by Marialena Rago
“I think the universe doesn’t make mistakes when it brings people together,” says Kevin Smith Kirkwood, original cast member of Broadway’s Kinky Boots. “From the wonderful crew at the Hirschfeld, to the front of house, orchestra, and the entire company, Kinky Boots was truly a family affair.”
This April, Kinky Boots ends its six-year run with 2,507 regular performances and 34 previews, and Kirkwood has been there for all of them. “It’s been the most amaxing ride being a part of this show from the workshop to Chicago to all these fabulous years on Broadway,” Kirkwood says.
Kirkwood heard of the Cindy Lauper and Harvey Fierstein production the way a lot of Broadway actors do, an announcement. “I was doing my best Seaweed in a summer production of Hairspray in New Hampshire when the announcement came out. I remember several friends said to me, ‘You know you have to do this show, right?’ Well, when I got back to New York City that fall, my agent at the time got a request for me to come in and audition.”
Wearing an orange kid sized shirt that had a guitar pick on the front with the caption ‘PICK ME’, Kirkwood auditioned to be one of the Angels. He sang Celine Dion’s cover of Tina Turner’s “River Deep Mountain High” which earned him a callback to the dance call. “It seemed like every dancer in New York was [at the dance call]. Well, I did what I could. But truth be told, I left that audition thinking, ‘Ok boo, you did your best. But you probably won’t get cast from that audition so let’s move on.’”
But he was wrong. After a few more dance calls, an Angels’ vocal work session, and a round of final callbacks, he earned a spot in the original cast. “Which goes to show, in this business, when it’s right, its right,” says Kirkwood. “So just show up, be your best you, and let the chips fall where they may.”

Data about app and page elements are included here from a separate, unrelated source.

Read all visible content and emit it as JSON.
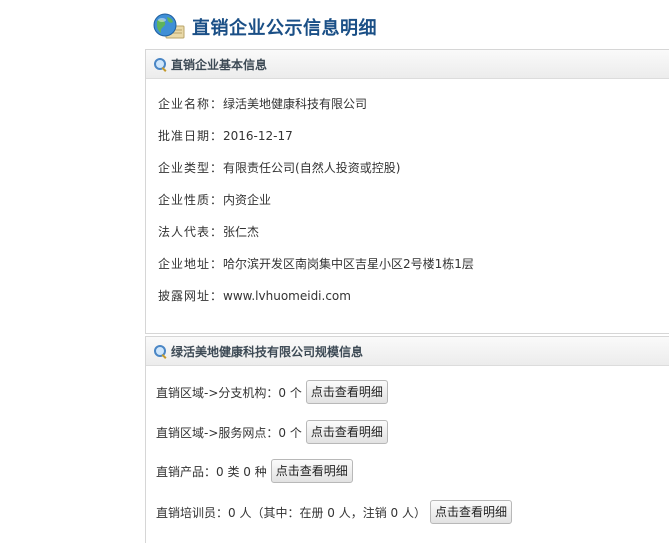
{
  "header": {
    "title": "直销企业公示信息明细",
    "icon": "globe-icon"
  },
  "basic_info": {
    "section_title": "直销企业基本信息",
    "rows": [
      {
        "label": "企业名称：",
        "value": "绿活美地健康科技有限公司"
      },
      {
        "label": "批准日期：",
        "value": "2016-12-17"
      },
      {
        "label": "企业类型：",
        "value": "有限责任公司(自然人投资或控股)"
      },
      {
        "label": "企业性质：",
        "value": "内资企业"
      },
      {
        "label": "法人代表：",
        "value": "张仁杰"
      },
      {
        "label": "企业地址：",
        "value": "哈尔滨开发区南岗集中区吉星小区2号楼1栋1层"
      },
      {
        "label": "披露网址：",
        "value": "www.lvhuomeidi.com"
      }
    ]
  },
  "scale_info": {
    "section_title": "绿活美地健康科技有限公司规模信息",
    "rows": [
      {
        "text": "直销区域->分支机构：0 个",
        "button": "点击查看明细"
      },
      {
        "text": "直销区域->服务网点：0 个",
        "button": "点击查看明细"
      },
      {
        "text": "直销产品：0 类 0 种",
        "button": "点击查看明细"
      },
      {
        "text": "直销培训员：0 人（其中：在册 0 人，注销 0 人）",
        "button": "点击查看明细"
      }
    ]
  },
  "colors": {
    "title": "#1a4f86",
    "panel_header_text": "#3d4a55"
  }
}
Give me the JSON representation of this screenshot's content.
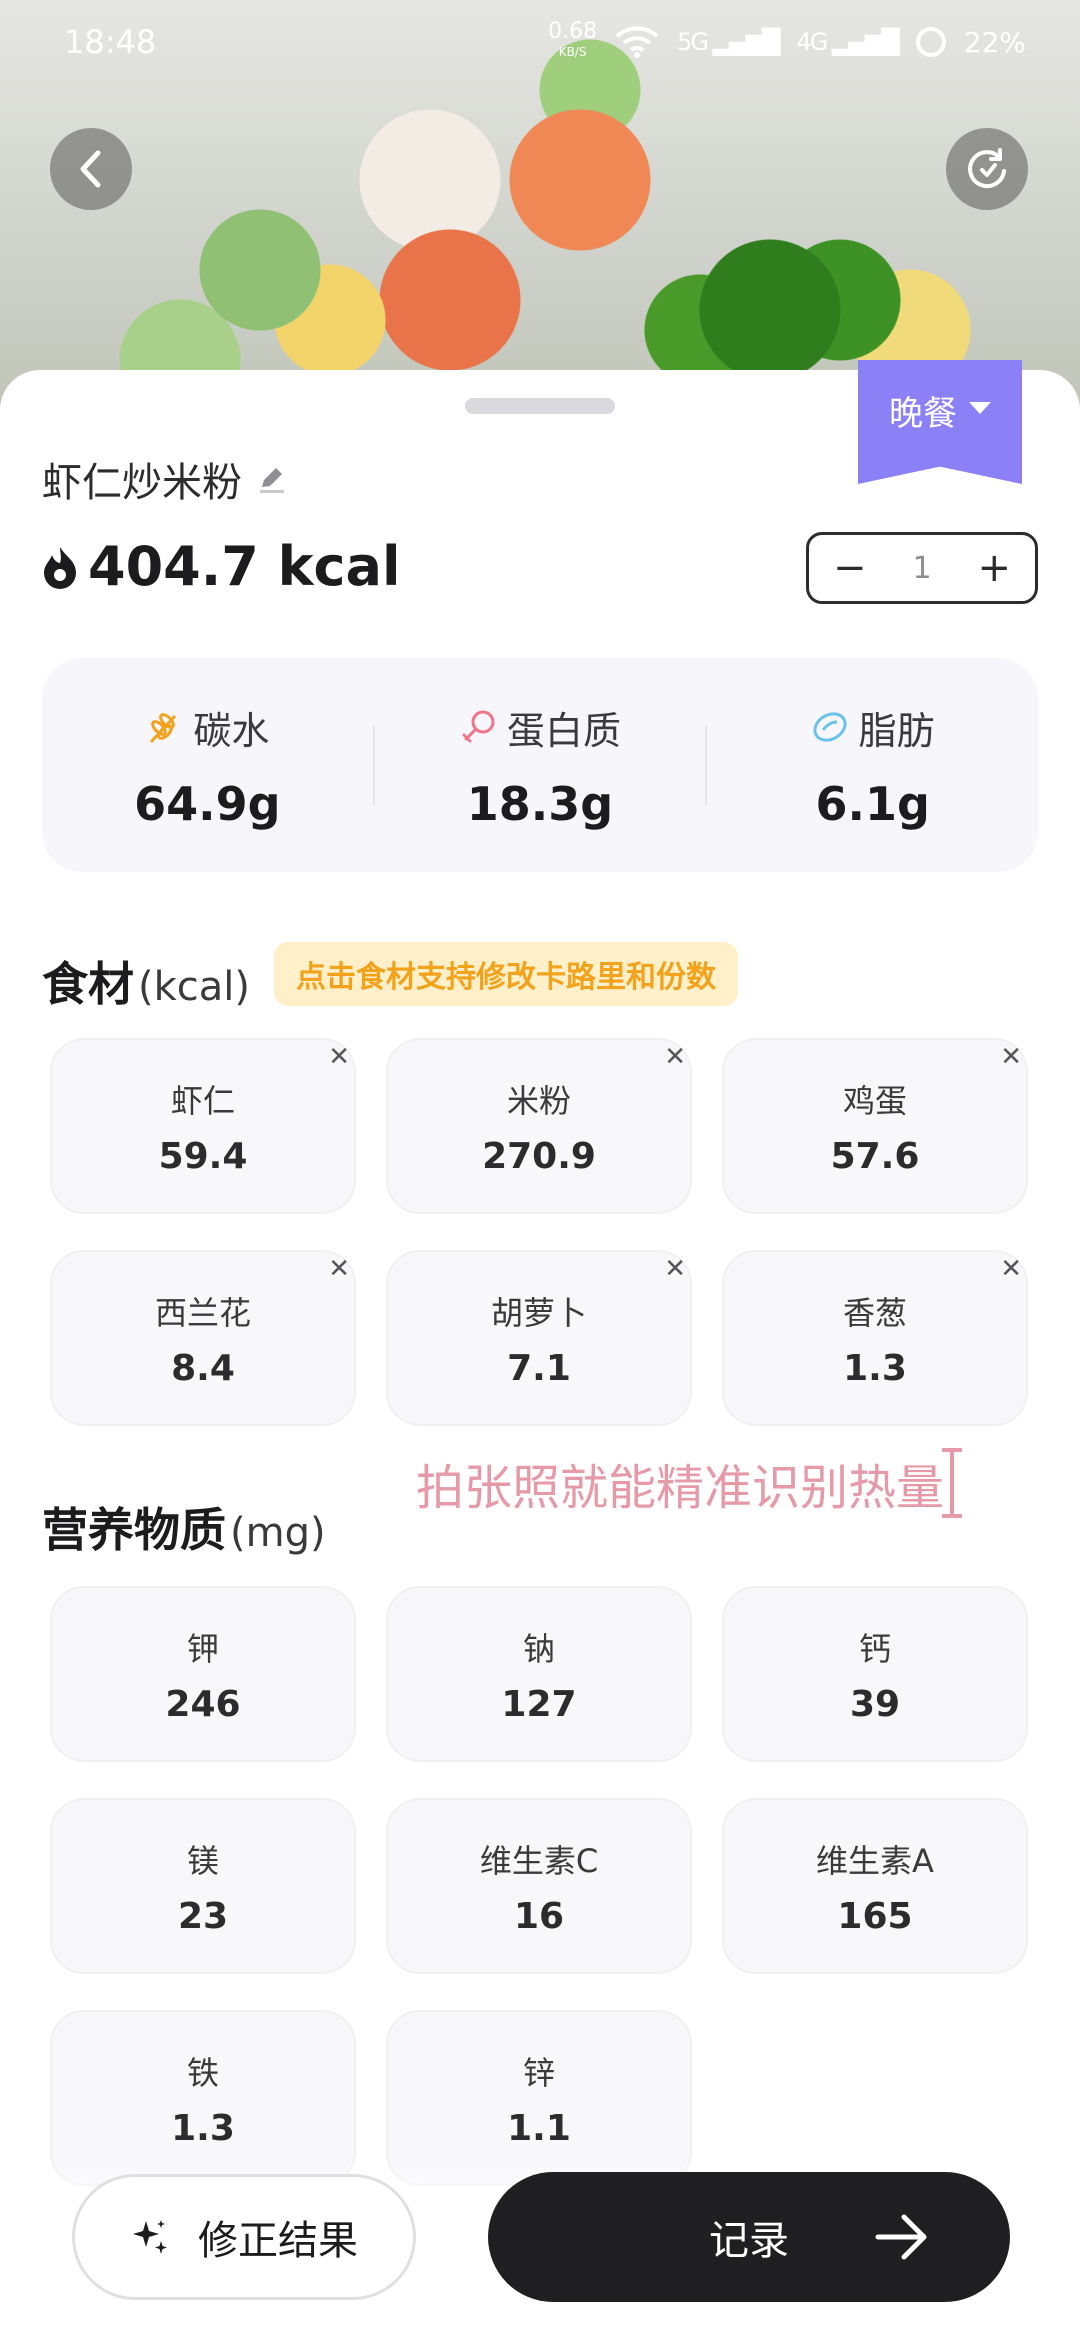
{
  "status_bar": {
    "time": "18:48",
    "net_speed": "0.68",
    "net_unit": "KB/S",
    "sig1": "5G",
    "sig2": "4G",
    "battery": "22%"
  },
  "meal": {
    "label": "晚餐"
  },
  "dish": {
    "name": "虾仁炒米粉",
    "calories": "404.7 kcal",
    "servings": "1"
  },
  "macros": [
    {
      "label": "碳水",
      "value": "64.9g",
      "icon": "wheat-icon",
      "color": "#f2a21b"
    },
    {
      "label": "蛋白质",
      "value": "18.3g",
      "icon": "drumstick-icon",
      "color": "#f0748a"
    },
    {
      "label": "脂肪",
      "value": "6.1g",
      "icon": "oil-drop-icon",
      "color": "#6cc3e8"
    }
  ],
  "ingredients": {
    "title": "食材",
    "unit": "(kcal)",
    "tip": "点击食材支持修改卡路里和份数",
    "items": [
      {
        "name": "虾仁",
        "value": "59.4"
      },
      {
        "name": "米粉",
        "value": "270.9"
      },
      {
        "name": "鸡蛋",
        "value": "57.6"
      },
      {
        "name": "西兰花",
        "value": "8.4"
      },
      {
        "name": "胡萝卜",
        "value": "7.1"
      },
      {
        "name": "香葱",
        "value": "1.3"
      }
    ]
  },
  "overlay_caption": "拍张照就能精准识别热量",
  "nutrients": {
    "title": "营养物质",
    "unit": "(mg)",
    "items": [
      {
        "name": "钾",
        "value": "246"
      },
      {
        "name": "钠",
        "value": "127"
      },
      {
        "name": "钙",
        "value": "39"
      },
      {
        "name": "镁",
        "value": "23"
      },
      {
        "name": "维生素C",
        "value": "16"
      },
      {
        "name": "维生素A",
        "value": "165"
      },
      {
        "name": "铁",
        "value": "1.3"
      },
      {
        "name": "锌",
        "value": "1.1"
      }
    ]
  },
  "actions": {
    "correct": "修正结果",
    "record": "记录"
  },
  "colors": {
    "accent": "#8b80f5",
    "tip_bg": "#fff0c9",
    "tip_text": "#f2a21b",
    "caption": "#e69aa8"
  }
}
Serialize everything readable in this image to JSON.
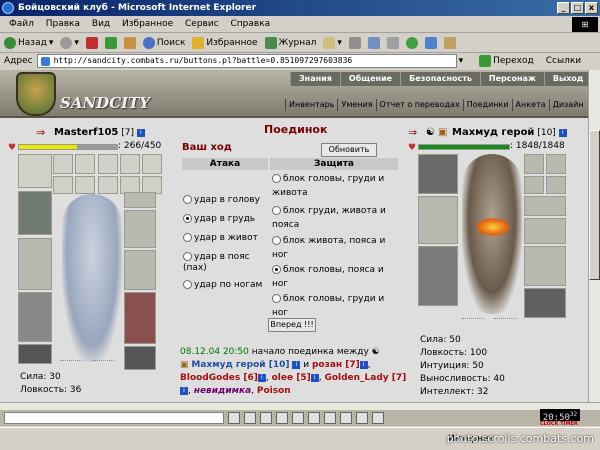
{
  "window": {
    "title": "Бойцовский клуб - Microsoft Internet Explorer",
    "min": "_",
    "max": "□",
    "close": "x"
  },
  "menu": [
    "Файл",
    "Правка",
    "Вид",
    "Избранное",
    "Сервис",
    "Справка"
  ],
  "toolbar": {
    "back": "Назад",
    "search": "Поиск",
    "favorites": "Избранное",
    "journal": "Журнал"
  },
  "address": {
    "label": "Адрес",
    "url": "http://sandcity.combats.ru/buttons.pl?battle=0.851097297603836",
    "go": "Переход",
    "links": "Ссылки"
  },
  "site": {
    "brand": "SANDCITY",
    "topnav": [
      "Знания",
      "Общение",
      "Безопасность",
      "Персонаж",
      "Выход"
    ],
    "subnav": [
      "Инвентарь",
      "Умения",
      "Отчет о переводах",
      "Поединки",
      "Анкета",
      "Дизайн"
    ]
  },
  "player": {
    "name": "Masterf105",
    "level": "[7]",
    "hp": ": 266/450",
    "hp_fraction": 0.59,
    "stats": [
      "Сила: 30",
      "Ловкость: 36"
    ]
  },
  "enemy": {
    "name": "Махмуд герой",
    "level": "[10]",
    "hp": ": 1848/1848",
    "hp_fraction": 1.0,
    "stats": [
      "Сила: 50",
      "Ловкость: 100",
      "Интуиция: 50",
      "Выносливость: 40",
      "Интеллект: 32"
    ]
  },
  "battle": {
    "title": "Поединок",
    "your_move": "Ваш ход",
    "refresh": "Обновить",
    "attack_header": "Атака",
    "defense_header": "Защита",
    "attacks": [
      "удар в голову",
      "удар в грудь",
      "удар в живот",
      "удар в пояс (пах)",
      "удар по ногам"
    ],
    "attack_selected": 1,
    "defenses": [
      "блок головы, груди и живота",
      "блок груди, живота и пояса",
      "блок живота, пояса и ног",
      "блок головы, пояса и ног",
      "блок головы, груди и ног"
    ],
    "defense_selected": 3,
    "forward": "Вперед !!!"
  },
  "log": {
    "time": "08.12.04 20:50",
    "text": "начало поединка между",
    "p1": "Махмуд герой [10]",
    "and": "и",
    "p2": "розан [7]",
    "p3": "BloodGodes [6]",
    "p4": "olee [5]",
    "p5": "Golden_Lady [7]",
    "p6": "невидимка",
    "p7": "Poison"
  },
  "clock": {
    "time": "20:50",
    "seconds": "32",
    "label": "CLOCK TIMER"
  },
  "status": {
    "text": "Интернет"
  },
  "watermark": "photo.scrolls.combats.com"
}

Throughout his time in Kinky Boots, Kirkwood has played Lola, Simon Sr., Angel, the referee and has been in the ensemble. Balancing all the roles was easy for him since he had been a swing earlier in his career and he welcomed the idea since he was in the show for so long. Being a part of a show for an extended period of time can also be creatively draining. Instead of leaving a show he loved, he created a solo cabaret show in honor of his idol, Whitney Huston. He called it Classic Whitney: Alive! And the show sold out at Joe’s Pub at The Public Theatre. He says the success of the cabaret “has been more than I ever imagined”.
Over those six years, Kirkwood was also exposed to a lot of celebrities making their Broadway debut as either Charlie or Lola. Some include Dancing With the Stars Pro Mark Ballas, American Idol Winner David Cook, Panic at the Disco! frontman Brendan Urie, and recently NFL Legend Mr. Tikki Barber. But the success of the show wasn’t the star power, it was the message. “I think the show resonates with audiences on so many levels. First off, and on first glance, Kinky Boots is a vibrant, colorful, fun, pop-rock confection of a musical! It’s well written and crafted, brilliantly staged, and the level of talent that graces that stage nightly from the cast is downright infectious! But, then Kinky surprises you with the message. A lot of people can relate to having non-resolved father issues or not living up to their parents’ expectations.”
“Also, the story of two people from different worlds who manage to come together and see their similarities I think resonates, especially in these currently divided social and political times. And finally, the idea that we should all love ourselves enough to just be who you wanna be’ really hits home in an inspirational way. I love feeling the positive energy of the audience every night during the finale. Sometimes people just jump up and dance. And it’s wonderful to see.”
As for the shows lasting legacy, Kirkwood believes this: “I think Kinky Boots’ legacy will be that it was a fun musical with a beautiful message that came along at a time where it was needed. It inspired a lot of love, positivity, and good energy into people and the world and also managed to snag a few pieces of Broadway history. Not too shabby, Kinky!”